**What is being asked:**
Write out each entry once more so that it matches the original exactly.

**Collection entries:**
____________
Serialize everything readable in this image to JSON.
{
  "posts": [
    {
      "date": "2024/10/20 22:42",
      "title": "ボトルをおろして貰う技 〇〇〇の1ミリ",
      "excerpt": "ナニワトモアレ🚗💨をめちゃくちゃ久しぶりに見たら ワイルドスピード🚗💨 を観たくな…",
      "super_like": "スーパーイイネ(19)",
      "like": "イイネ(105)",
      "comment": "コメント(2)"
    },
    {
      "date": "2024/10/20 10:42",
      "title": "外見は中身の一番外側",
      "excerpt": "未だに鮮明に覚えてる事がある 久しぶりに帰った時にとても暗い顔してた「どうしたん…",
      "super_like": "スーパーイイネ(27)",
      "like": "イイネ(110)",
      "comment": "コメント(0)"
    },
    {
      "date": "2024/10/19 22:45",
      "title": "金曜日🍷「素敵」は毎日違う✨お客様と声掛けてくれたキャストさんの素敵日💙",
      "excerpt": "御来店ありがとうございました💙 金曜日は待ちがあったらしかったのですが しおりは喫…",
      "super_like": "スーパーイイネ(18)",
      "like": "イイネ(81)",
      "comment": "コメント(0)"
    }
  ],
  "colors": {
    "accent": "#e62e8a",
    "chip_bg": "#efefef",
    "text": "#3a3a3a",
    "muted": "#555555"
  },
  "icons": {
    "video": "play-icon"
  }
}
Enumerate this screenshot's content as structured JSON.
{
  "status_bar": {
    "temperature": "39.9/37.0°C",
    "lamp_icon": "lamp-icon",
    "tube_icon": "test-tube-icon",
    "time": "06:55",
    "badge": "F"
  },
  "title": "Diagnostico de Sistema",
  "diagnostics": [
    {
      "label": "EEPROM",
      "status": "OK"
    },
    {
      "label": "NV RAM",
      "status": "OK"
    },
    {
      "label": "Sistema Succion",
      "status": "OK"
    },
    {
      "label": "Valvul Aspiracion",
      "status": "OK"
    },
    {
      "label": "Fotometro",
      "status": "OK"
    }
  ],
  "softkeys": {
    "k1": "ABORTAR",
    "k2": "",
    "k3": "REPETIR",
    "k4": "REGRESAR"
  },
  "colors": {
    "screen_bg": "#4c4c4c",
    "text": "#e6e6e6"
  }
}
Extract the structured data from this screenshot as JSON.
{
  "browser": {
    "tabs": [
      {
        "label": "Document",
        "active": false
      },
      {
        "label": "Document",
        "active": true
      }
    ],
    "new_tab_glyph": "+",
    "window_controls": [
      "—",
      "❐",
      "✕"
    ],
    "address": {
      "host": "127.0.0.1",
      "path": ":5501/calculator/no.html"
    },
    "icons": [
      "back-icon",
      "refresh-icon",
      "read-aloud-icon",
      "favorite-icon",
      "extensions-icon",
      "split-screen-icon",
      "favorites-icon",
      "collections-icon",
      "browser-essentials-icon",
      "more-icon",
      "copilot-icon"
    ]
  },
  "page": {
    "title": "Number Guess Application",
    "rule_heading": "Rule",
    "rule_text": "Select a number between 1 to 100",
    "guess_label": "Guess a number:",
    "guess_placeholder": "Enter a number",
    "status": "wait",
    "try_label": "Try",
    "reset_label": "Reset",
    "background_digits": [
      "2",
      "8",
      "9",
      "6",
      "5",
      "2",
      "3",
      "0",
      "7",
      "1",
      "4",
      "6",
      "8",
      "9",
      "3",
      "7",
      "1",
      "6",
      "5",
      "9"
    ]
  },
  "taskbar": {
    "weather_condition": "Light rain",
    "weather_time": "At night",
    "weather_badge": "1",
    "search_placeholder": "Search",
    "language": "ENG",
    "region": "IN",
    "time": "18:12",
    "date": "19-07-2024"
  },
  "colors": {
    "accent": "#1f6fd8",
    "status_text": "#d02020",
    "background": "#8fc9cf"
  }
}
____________
**Your response:**
Serialize everything readable in this image to JSON.
{
  "posts": [
    {
      "date": "2024/10/20 22:42",
      "title": "ボトルをおろして貰う技 〇〇〇の1ミリ",
      "excerpt": "ナニワトモアレ🚗💨をめちゃくちゃ久しぶりに見たら ワイルドスピード🚗💨 を観たくな…",
      "super_like": "スーパーイイネ(19)",
      "like": "イイネ(105)",
      "comment": "コメント(2)"
    },
    {
      "date": "2024/10/20 10:42",
      "title": "外見は中身の一番外側",
      "excerpt": "未だに鮮明に覚えてる事がある 久しぶりに帰った時にとても暗い顔してた「どうしたん…",
      "super_like": "スーパーイイネ(27)",
      "like": "イイネ(110)",
      "comment": "コメント(0)"
    },
    {
      "date": "2024/10/19 22:45",
      "title": "金曜日🍷「素敵」は毎日違う✨お客様と声掛けてくれたキャストさんの素敵日💙",
      "excerpt": "御来店ありがとうございました💙 金曜日は待ちがあったらしかったのですが しおりは喫…",
      "super_like": "スーパーイイネ(18)",
      "like": "イイネ(81)",
      "comment": "コメント(0)"
    }
  ],
  "colors": {
    "accent": "#e62e8a",
    "chip_bg": "#efefef",
    "text": "#3a3a3a",
    "muted": "#555555"
  },
  "icons": {
    "video": "play-icon"
  }
}
Enumerate this screenshot's content as structured JSON.
{
  "status_bar": {
    "temperature": "39.9/37.0°C",
    "lamp_icon": "lamp-icon",
    "tube_icon": "test-tube-icon",
    "time": "06:55",
    "badge": "F"
  },
  "title": "Diagnostico de Sistema",
  "diagnostics": [
    {
      "label": "EEPROM",
      "status": "OK"
    },
    {
      "label": "NV RAM",
      "status": "OK"
    },
    {
      "label": "Sistema Succion",
      "status": "OK"
    },
    {
      "label": "Valvul Aspiracion",
      "status": "OK"
    },
    {
      "label": "Fotometro",
      "status": "OK"
    }
  ],
  "softkeys": {
    "k1": "ABORTAR",
    "k2": "",
    "k3": "REPETIR",
    "k4": "REGRESAR"
  },
  "colors": {
    "screen_bg": "#4c4c4c",
    "text": "#e6e6e6"
  }
}
Extract the structured data from this screenshot as JSON.
{
  "browser": {
    "tabs": [
      {
        "label": "Document",
        "active": false
      },
      {
        "label": "Document",
        "active": true
      }
    ],
    "new_tab_glyph": "+",
    "window_controls": [
      "—",
      "❐",
      "✕"
    ],
    "address": {
      "host": "127.0.0.1",
      "path": ":5501/calculator/no.html"
    },
    "icons": [
      "back-icon",
      "refresh-icon",
      "read-aloud-icon",
      "favorite-icon",
      "extensions-icon",
      "split-screen-icon",
      "favorites-icon",
      "collections-icon",
      "browser-essentials-icon",
      "more-icon",
      "copilot-icon"
    ]
  },
  "page": {
    "title": "Number Guess Application",
    "rule_heading": "Rule",
    "rule_text": "Select a number between 1 to 100",
    "guess_label": "Guess a number:",
    "guess_placeholder": "Enter a number",
    "status": "wait",
    "try_label": "Try",
    "reset_label": "Reset",
    "background_digits": [
      "2",
      "8",
      "9",
      "6",
      "5",
      "2",
      "3",
      "0",
      "7",
      "1",
      "4",
      "6",
      "8",
      "9",
      "3",
      "7",
      "1",
      "6",
      "5",
      "9"
    ]
  },
  "taskbar": {
    "weather_condition": "Light rain",
    "weather_time": "At night",
    "weather_badge": "1",
    "search_placeholder": "Search",
    "language": "ENG",
    "region": "IN",
    "time": "18:12",
    "date": "19-07-2024"
  },
  "colors": {
    "accent": "#1f6fd8",
    "status_text": "#d02020",
    "background": "#8fc9cf"
  }
}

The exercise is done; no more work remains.